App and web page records
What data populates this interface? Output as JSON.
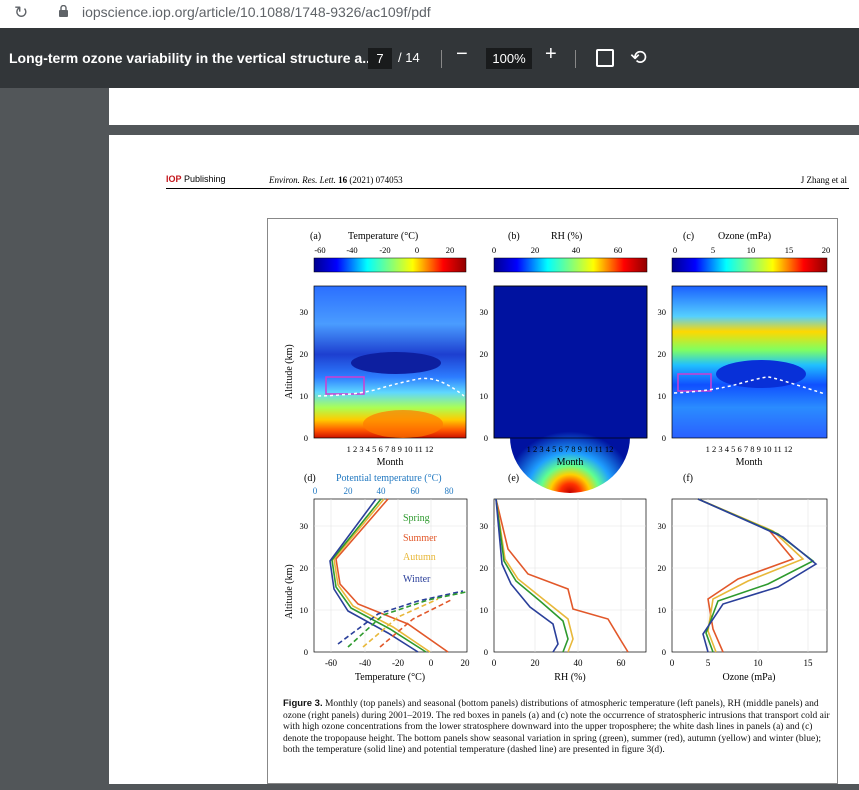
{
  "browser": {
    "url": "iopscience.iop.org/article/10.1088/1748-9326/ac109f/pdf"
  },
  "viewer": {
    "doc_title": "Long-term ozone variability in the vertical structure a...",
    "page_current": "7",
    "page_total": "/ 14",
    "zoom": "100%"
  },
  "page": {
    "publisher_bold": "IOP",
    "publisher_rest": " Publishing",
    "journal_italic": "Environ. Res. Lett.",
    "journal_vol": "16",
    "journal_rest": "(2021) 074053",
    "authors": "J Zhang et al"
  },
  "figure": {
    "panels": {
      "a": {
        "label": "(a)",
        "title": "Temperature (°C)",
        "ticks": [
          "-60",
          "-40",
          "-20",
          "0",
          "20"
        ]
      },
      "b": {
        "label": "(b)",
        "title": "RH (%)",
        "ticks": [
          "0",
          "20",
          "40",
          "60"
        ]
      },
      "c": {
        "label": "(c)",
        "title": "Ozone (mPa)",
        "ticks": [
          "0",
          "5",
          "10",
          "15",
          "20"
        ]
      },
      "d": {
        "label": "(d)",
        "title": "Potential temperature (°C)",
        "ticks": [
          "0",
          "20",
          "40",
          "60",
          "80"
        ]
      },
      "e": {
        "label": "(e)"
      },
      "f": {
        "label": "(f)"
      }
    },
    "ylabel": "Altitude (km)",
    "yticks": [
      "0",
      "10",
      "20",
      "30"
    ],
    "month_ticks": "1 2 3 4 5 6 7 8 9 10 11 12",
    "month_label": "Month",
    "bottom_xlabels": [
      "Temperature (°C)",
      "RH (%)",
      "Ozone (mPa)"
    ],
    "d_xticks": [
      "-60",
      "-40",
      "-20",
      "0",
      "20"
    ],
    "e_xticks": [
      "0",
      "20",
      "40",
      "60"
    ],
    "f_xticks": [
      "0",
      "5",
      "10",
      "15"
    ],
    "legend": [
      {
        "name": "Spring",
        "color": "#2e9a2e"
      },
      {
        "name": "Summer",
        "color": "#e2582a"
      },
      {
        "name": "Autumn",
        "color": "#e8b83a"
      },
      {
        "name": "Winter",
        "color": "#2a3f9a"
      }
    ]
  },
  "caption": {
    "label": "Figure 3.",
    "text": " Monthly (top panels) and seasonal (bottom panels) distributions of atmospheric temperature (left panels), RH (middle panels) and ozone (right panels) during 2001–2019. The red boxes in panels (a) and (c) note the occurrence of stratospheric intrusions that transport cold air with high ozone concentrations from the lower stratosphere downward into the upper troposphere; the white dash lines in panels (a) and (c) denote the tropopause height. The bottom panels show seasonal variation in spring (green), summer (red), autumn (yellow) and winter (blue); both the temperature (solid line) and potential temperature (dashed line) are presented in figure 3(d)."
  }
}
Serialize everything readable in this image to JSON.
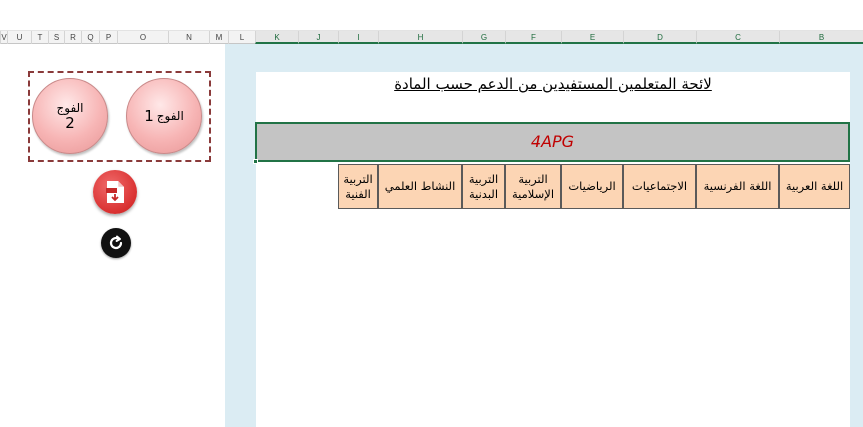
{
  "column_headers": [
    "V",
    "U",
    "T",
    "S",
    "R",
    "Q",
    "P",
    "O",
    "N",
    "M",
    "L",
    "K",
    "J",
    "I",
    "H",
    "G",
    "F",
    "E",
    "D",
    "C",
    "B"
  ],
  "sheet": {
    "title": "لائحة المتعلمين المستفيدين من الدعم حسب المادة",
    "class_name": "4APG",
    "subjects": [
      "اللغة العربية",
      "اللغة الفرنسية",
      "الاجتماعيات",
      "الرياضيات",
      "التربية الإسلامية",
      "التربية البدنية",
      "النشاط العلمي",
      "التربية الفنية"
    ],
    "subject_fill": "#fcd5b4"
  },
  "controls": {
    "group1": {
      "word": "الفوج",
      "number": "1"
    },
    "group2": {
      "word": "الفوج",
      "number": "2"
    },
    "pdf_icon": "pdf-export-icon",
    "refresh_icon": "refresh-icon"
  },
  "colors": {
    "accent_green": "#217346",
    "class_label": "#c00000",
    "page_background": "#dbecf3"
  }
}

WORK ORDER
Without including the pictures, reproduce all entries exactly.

REPLY TO THE TASK
What data populates this interface? Output as JSON.
{
  "browser": {
    "url": "iopscience.iop.org/article/10.1088/1748-9326/ac109f/pdf"
  },
  "viewer": {
    "doc_title": "Long-term ozone variability in the vertical structure a...",
    "page_current": "7",
    "page_total": "/ 14",
    "zoom": "100%"
  },
  "page": {
    "publisher_bold": "IOP",
    "publisher_rest": " Publishing",
    "journal_italic": "Environ. Res. Lett.",
    "journal_vol": "16",
    "journal_rest": "(2021) 074053",
    "authors": "J Zhang et al"
  },
  "figure": {
    "panels": {
      "a": {
        "label": "(a)",
        "title": "Temperature (°C)",
        "ticks": [
          "-60",
          "-40",
          "-20",
          "0",
          "20"
        ]
      },
      "b": {
        "label": "(b)",
        "title": "RH (%)",
        "ticks": [
          "0",
          "20",
          "40",
          "60"
        ]
      },
      "c": {
        "label": "(c)",
        "title": "Ozone (mPa)",
        "ticks": [
          "0",
          "5",
          "10",
          "15",
          "20"
        ]
      },
      "d": {
        "label": "(d)",
        "title": "Potential temperature (°C)",
        "ticks": [
          "0",
          "20",
          "40",
          "60",
          "80"
        ]
      },
      "e": {
        "label": "(e)"
      },
      "f": {
        "label": "(f)"
      }
    },
    "ylabel": "Altitude (km)",
    "yticks": [
      "0",
      "10",
      "20",
      "30"
    ],
    "month_ticks": "1 2 3 4 5 6 7 8 9 10 11 12",
    "month_label": "Month",
    "bottom_xlabels": [
      "Temperature (°C)",
      "RH (%)",
      "Ozone (mPa)"
    ],
    "d_xticks": [
      "-60",
      "-40",
      "-20",
      "0",
      "20"
    ],
    "e_xticks": [
      "0",
      "20",
      "40",
      "60"
    ],
    "f_xticks": [
      "0",
      "5",
      "10",
      "15"
    ],
    "legend": [
      {
        "name": "Spring",
        "color": "#2e9a2e"
      },
      {
        "name": "Summer",
        "color": "#e2582a"
      },
      {
        "name": "Autumn",
        "color": "#e8b83a"
      },
      {
        "name": "Winter",
        "color": "#2a3f9a"
      }
    ]
  },
  "caption": {
    "label": "Figure 3.",
    "text": " Monthly (top panels) and seasonal (bottom panels) distributions of atmospheric temperature (left panels), RH (middle panels) and ozone (right panels) during 2001–2019. The red boxes in panels (a) and (c) note the occurrence of stratospheric intrusions that transport cold air with high ozone concentrations from the lower stratosphere downward into the upper troposphere; the white dash lines in panels (a) and (c) denote the tropopause height. The bottom panels show seasonal variation in spring (green), summer (red), autumn (yellow) and winter (blue); both the temperature (solid line) and potential temperature (dashed line) are presented in figure 3(d)."
  }
}
Serialize everything readable in this image to JSON.
{
  "column_headers": [
    "V",
    "U",
    "T",
    "S",
    "R",
    "Q",
    "P",
    "O",
    "N",
    "M",
    "L",
    "K",
    "J",
    "I",
    "H",
    "G",
    "F",
    "E",
    "D",
    "C",
    "B"
  ],
  "sheet": {
    "title": "لائحة المتعلمين المستفيدين من الدعم حسب المادة",
    "class_name": "4APG",
    "subjects": [
      "اللغة العربية",
      "اللغة الفرنسية",
      "الاجتماعيات",
      "الرياضيات",
      "التربية الإسلامية",
      "التربية البدنية",
      "النشاط العلمي",
      "التربية الفنية"
    ],
    "subject_fill": "#fcd5b4"
  },
  "controls": {
    "group1": {
      "word": "الفوج",
      "number": "1"
    },
    "group2": {
      "word": "الفوج",
      "number": "2"
    },
    "pdf_icon": "pdf-export-icon",
    "refresh_icon": "refresh-icon"
  },
  "colors": {
    "accent_green": "#217346",
    "class_label": "#c00000",
    "page_background": "#dbecf3"
  }
}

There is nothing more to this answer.